----- Entries provided -----
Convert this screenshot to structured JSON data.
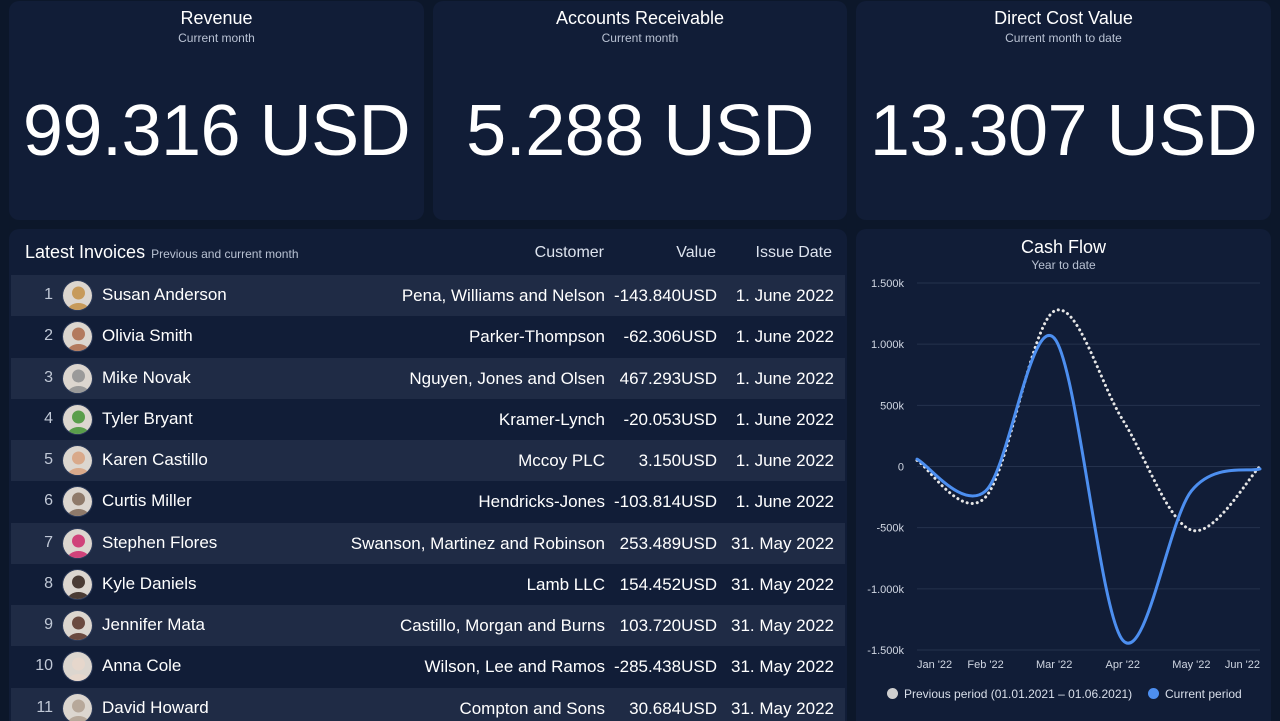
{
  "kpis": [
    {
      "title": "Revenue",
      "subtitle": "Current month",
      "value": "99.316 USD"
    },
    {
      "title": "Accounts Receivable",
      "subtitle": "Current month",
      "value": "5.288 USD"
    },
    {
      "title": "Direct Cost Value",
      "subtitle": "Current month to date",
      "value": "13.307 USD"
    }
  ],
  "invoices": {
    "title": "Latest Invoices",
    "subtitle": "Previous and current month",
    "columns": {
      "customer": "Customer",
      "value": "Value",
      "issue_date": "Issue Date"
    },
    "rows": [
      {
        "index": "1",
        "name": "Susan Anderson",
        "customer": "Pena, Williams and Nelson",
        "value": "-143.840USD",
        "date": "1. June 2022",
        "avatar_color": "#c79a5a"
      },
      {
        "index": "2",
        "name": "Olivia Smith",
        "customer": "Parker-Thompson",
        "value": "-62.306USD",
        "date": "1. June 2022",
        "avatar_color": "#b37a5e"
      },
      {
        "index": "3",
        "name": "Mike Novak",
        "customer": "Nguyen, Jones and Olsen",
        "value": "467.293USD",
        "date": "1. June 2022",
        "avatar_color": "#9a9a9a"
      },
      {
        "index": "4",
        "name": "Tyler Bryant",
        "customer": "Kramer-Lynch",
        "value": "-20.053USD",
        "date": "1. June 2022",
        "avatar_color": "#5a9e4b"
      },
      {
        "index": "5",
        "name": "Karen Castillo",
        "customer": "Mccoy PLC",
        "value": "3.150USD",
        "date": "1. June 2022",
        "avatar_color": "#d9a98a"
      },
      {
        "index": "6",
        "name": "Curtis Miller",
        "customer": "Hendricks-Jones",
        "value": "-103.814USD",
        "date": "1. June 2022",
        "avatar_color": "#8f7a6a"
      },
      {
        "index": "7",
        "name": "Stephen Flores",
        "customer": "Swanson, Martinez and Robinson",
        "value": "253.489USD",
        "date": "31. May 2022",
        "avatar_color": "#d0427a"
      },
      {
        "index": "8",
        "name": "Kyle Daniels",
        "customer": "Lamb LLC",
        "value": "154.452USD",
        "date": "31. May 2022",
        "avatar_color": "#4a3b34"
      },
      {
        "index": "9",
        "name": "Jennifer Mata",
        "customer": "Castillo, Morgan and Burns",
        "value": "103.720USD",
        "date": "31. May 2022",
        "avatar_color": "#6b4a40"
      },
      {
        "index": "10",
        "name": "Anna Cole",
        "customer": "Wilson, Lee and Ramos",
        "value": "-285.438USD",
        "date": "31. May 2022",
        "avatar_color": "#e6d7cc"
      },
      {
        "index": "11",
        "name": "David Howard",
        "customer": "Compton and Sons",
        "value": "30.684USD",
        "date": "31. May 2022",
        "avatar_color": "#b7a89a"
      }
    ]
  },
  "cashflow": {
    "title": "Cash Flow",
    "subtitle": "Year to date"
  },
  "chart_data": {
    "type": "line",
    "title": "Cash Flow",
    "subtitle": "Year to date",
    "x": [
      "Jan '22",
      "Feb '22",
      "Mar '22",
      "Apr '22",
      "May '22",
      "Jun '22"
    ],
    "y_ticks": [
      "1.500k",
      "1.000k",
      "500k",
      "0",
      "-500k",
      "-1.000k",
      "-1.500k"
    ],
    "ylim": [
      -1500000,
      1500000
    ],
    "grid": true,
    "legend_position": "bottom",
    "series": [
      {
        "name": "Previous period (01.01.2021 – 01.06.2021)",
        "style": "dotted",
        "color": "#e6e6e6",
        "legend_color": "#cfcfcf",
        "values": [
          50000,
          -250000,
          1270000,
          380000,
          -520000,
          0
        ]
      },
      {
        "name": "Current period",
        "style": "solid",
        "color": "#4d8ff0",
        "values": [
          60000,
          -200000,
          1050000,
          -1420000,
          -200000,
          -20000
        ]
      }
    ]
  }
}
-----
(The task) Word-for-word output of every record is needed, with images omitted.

(Reply to the exercise)
Convert this screenshot to structured JSON data.
{
  "kpis": [
    {
      "title": "Revenue",
      "subtitle": "Current month",
      "value": "99.316 USD"
    },
    {
      "title": "Accounts Receivable",
      "subtitle": "Current month",
      "value": "5.288 USD"
    },
    {
      "title": "Direct Cost Value",
      "subtitle": "Current month to date",
      "value": "13.307 USD"
    }
  ],
  "invoices": {
    "title": "Latest Invoices",
    "subtitle": "Previous and current month",
    "columns": {
      "customer": "Customer",
      "value": "Value",
      "issue_date": "Issue Date"
    },
    "rows": [
      {
        "index": "1",
        "name": "Susan Anderson",
        "customer": "Pena, Williams and Nelson",
        "value": "-143.840USD",
        "date": "1. June 2022",
        "avatar_color": "#c79a5a"
      },
      {
        "index": "2",
        "name": "Olivia Smith",
        "customer": "Parker-Thompson",
        "value": "-62.306USD",
        "date": "1. June 2022",
        "avatar_color": "#b37a5e"
      },
      {
        "index": "3",
        "name": "Mike Novak",
        "customer": "Nguyen, Jones and Olsen",
        "value": "467.293USD",
        "date": "1. June 2022",
        "avatar_color": "#9a9a9a"
      },
      {
        "index": "4",
        "name": "Tyler Bryant",
        "customer": "Kramer-Lynch",
        "value": "-20.053USD",
        "date": "1. June 2022",
        "avatar_color": "#5a9e4b"
      },
      {
        "index": "5",
        "name": "Karen Castillo",
        "customer": "Mccoy PLC",
        "value": "3.150USD",
        "date": "1. June 2022",
        "avatar_color": "#d9a98a"
      },
      {
        "index": "6",
        "name": "Curtis Miller",
        "customer": "Hendricks-Jones",
        "value": "-103.814USD",
        "date": "1. June 2022",
        "avatar_color": "#8f7a6a"
      },
      {
        "index": "7",
        "name": "Stephen Flores",
        "customer": "Swanson, Martinez and Robinson",
        "value": "253.489USD",
        "date": "31. May 2022",
        "avatar_color": "#d0427a"
      },
      {
        "index": "8",
        "name": "Kyle Daniels",
        "customer": "Lamb LLC",
        "value": "154.452USD",
        "date": "31. May 2022",
        "avatar_color": "#4a3b34"
      },
      {
        "index": "9",
        "name": "Jennifer Mata",
        "customer": "Castillo, Morgan and Burns",
        "value": "103.720USD",
        "date": "31. May 2022",
        "avatar_color": "#6b4a40"
      },
      {
        "index": "10",
        "name": "Anna Cole",
        "customer": "Wilson, Lee and Ramos",
        "value": "-285.438USD",
        "date": "31. May 2022",
        "avatar_color": "#e6d7cc"
      },
      {
        "index": "11",
        "name": "David Howard",
        "customer": "Compton and Sons",
        "value": "30.684USD",
        "date": "31. May 2022",
        "avatar_color": "#b7a89a"
      }
    ]
  },
  "cashflow": {
    "title": "Cash Flow",
    "subtitle": "Year to date"
  },
  "chart_data": {
    "type": "line",
    "title": "Cash Flow",
    "subtitle": "Year to date",
    "x": [
      "Jan '22",
      "Feb '22",
      "Mar '22",
      "Apr '22",
      "May '22",
      "Jun '22"
    ],
    "y_ticks": [
      "1.500k",
      "1.000k",
      "500k",
      "0",
      "-500k",
      "-1.000k",
      "-1.500k"
    ],
    "ylim": [
      -1500000,
      1500000
    ],
    "grid": true,
    "legend_position": "bottom",
    "series": [
      {
        "name": "Previous period (01.01.2021 – 01.06.2021)",
        "style": "dotted",
        "color": "#e6e6e6",
        "legend_color": "#cfcfcf",
        "values": [
          50000,
          -250000,
          1270000,
          380000,
          -520000,
          0
        ]
      },
      {
        "name": "Current period",
        "style": "solid",
        "color": "#4d8ff0",
        "values": [
          60000,
          -200000,
          1050000,
          -1420000,
          -200000,
          -20000
        ]
      }
    ]
  }
}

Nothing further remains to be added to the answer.